> **REQUIRED ACTION**:
Go through the listing and pick out each line with the word "icon" in it.

> **DATA EXCERPTS**:
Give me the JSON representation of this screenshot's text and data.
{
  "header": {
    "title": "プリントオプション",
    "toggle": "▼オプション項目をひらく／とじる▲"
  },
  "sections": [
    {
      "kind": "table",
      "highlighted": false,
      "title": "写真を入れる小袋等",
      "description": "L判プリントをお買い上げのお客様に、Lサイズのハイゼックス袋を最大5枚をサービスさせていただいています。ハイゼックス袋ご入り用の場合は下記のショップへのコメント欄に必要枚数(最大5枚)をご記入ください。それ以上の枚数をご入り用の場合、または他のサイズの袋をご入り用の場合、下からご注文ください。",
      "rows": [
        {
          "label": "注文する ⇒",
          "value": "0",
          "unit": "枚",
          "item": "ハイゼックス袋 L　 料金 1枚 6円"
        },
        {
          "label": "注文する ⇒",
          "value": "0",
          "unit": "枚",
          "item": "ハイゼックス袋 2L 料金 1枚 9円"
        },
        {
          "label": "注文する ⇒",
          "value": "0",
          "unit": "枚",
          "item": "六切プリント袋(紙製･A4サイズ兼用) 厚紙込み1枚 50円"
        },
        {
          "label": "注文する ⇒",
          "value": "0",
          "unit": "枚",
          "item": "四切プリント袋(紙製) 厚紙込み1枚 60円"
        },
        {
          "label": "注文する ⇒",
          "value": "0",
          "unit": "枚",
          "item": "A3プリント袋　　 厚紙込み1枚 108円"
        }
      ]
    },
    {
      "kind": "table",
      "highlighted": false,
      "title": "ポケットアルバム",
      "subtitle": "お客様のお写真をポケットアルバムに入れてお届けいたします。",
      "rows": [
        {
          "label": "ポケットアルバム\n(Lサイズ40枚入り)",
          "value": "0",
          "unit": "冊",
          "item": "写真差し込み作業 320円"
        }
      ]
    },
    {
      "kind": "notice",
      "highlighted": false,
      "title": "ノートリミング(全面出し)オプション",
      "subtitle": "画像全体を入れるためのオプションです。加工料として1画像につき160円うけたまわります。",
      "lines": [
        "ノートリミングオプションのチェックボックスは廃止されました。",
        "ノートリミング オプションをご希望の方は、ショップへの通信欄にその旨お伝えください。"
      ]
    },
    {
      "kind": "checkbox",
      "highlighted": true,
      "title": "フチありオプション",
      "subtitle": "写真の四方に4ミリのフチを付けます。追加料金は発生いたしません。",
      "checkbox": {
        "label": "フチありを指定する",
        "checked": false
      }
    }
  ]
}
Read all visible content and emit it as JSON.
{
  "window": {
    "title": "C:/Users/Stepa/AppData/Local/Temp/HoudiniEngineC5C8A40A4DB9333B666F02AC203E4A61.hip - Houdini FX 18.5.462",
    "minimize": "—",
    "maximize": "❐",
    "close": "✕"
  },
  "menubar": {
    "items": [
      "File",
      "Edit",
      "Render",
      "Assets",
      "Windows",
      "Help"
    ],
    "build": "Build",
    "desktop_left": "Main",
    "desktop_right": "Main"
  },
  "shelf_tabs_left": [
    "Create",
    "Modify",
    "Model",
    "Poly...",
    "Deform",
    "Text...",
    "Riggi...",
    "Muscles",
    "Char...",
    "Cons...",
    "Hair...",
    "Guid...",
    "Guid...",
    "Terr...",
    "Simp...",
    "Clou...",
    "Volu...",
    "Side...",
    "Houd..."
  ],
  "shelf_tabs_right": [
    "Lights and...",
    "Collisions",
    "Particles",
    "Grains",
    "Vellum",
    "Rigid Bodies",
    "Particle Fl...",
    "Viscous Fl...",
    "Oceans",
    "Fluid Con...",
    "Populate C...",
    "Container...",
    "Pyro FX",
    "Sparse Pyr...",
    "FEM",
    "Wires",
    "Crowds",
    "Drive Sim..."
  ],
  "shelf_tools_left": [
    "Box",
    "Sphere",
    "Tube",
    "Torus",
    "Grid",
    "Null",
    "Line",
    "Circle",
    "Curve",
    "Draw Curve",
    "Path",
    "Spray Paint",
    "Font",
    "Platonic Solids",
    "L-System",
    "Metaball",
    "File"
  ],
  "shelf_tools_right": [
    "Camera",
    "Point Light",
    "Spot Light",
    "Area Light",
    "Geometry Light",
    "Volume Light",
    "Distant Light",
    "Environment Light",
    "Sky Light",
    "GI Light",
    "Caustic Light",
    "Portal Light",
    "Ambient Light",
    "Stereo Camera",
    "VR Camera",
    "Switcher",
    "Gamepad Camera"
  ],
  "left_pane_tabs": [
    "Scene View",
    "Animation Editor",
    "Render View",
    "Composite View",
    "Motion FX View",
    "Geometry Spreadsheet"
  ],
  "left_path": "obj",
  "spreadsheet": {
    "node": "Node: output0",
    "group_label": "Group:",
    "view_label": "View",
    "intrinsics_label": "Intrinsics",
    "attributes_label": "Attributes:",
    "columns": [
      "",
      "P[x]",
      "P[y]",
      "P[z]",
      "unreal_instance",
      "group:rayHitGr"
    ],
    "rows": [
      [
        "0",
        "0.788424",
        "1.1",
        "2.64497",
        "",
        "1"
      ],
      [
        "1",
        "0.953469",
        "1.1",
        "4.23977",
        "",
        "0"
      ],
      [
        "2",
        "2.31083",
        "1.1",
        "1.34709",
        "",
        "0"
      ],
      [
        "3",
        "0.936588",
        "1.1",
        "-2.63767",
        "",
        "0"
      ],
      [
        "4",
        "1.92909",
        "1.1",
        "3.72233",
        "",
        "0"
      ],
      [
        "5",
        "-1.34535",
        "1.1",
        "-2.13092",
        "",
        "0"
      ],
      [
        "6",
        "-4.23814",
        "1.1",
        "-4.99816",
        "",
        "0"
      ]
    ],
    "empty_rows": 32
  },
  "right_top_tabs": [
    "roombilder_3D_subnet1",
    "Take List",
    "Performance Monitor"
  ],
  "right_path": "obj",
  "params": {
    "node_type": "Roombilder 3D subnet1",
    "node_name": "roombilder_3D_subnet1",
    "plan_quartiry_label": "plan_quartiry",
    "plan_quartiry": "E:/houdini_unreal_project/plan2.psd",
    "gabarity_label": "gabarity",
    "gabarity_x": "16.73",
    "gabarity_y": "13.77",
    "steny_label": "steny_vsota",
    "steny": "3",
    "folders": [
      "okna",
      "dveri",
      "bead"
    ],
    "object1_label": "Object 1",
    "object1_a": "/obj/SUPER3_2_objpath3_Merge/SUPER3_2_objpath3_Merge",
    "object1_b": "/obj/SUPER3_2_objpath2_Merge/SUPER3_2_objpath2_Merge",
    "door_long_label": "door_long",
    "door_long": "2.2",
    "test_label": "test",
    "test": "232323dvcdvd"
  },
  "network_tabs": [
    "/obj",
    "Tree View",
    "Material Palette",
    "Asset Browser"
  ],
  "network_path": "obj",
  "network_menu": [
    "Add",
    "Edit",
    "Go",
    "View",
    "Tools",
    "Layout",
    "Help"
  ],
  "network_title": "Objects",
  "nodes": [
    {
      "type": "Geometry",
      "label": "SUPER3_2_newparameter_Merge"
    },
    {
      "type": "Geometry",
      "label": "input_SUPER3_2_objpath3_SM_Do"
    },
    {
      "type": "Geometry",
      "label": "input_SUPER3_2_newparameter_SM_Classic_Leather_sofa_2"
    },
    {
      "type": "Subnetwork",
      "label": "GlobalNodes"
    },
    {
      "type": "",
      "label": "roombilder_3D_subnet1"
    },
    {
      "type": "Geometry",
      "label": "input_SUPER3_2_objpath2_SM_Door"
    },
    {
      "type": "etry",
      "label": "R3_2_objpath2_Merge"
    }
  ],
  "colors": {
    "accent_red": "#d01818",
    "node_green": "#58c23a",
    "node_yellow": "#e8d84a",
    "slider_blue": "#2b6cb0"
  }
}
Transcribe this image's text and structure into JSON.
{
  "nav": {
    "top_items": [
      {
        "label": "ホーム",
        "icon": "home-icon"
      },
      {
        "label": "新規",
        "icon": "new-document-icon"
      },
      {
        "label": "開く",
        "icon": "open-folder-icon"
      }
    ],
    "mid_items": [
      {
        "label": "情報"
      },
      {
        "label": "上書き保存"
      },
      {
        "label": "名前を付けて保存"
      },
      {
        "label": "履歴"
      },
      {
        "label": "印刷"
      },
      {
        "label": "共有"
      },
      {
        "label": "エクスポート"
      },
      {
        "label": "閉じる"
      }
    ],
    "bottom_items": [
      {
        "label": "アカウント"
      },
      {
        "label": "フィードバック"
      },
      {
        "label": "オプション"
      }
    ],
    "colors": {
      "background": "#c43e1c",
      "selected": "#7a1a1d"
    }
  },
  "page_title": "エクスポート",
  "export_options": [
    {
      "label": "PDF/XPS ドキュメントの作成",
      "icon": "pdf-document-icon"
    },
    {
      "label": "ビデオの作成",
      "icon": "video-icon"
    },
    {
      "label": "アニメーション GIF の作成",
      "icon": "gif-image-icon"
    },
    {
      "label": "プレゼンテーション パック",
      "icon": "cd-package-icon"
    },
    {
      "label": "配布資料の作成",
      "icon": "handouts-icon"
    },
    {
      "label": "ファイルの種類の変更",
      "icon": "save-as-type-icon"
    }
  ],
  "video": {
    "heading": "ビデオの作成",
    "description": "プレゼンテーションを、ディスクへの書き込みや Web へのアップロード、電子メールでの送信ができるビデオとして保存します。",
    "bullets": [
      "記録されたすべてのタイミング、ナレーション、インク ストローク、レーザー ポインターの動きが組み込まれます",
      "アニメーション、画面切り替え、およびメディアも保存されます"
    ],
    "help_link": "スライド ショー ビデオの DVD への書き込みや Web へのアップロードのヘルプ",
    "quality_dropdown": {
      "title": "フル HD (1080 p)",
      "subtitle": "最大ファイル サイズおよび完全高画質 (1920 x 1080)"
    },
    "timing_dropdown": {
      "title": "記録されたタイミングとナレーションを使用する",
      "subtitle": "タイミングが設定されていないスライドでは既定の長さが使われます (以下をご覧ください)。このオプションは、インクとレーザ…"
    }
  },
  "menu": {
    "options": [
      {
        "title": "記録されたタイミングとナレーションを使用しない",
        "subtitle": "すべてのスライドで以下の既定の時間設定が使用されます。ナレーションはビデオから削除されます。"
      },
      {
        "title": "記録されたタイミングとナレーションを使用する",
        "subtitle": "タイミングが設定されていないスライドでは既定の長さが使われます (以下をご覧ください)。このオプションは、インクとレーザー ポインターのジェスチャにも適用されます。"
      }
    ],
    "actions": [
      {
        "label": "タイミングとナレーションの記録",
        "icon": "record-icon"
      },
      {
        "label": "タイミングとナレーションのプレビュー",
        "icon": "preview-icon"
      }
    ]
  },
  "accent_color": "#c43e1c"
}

> **ANSWER BOX**:
        "icon": "home-icon"
        "icon": "new-document-icon"
        "icon": "open-folder-icon"
      "icon": "pdf-document-icon"
      "icon": "video-icon"
      "icon": "gif-image-icon"
      "icon": "cd-package-icon"
      "icon": "handouts-icon"
      "icon": "save-as-type-icon"
        "icon": "record-icon"
        "icon": "preview-icon"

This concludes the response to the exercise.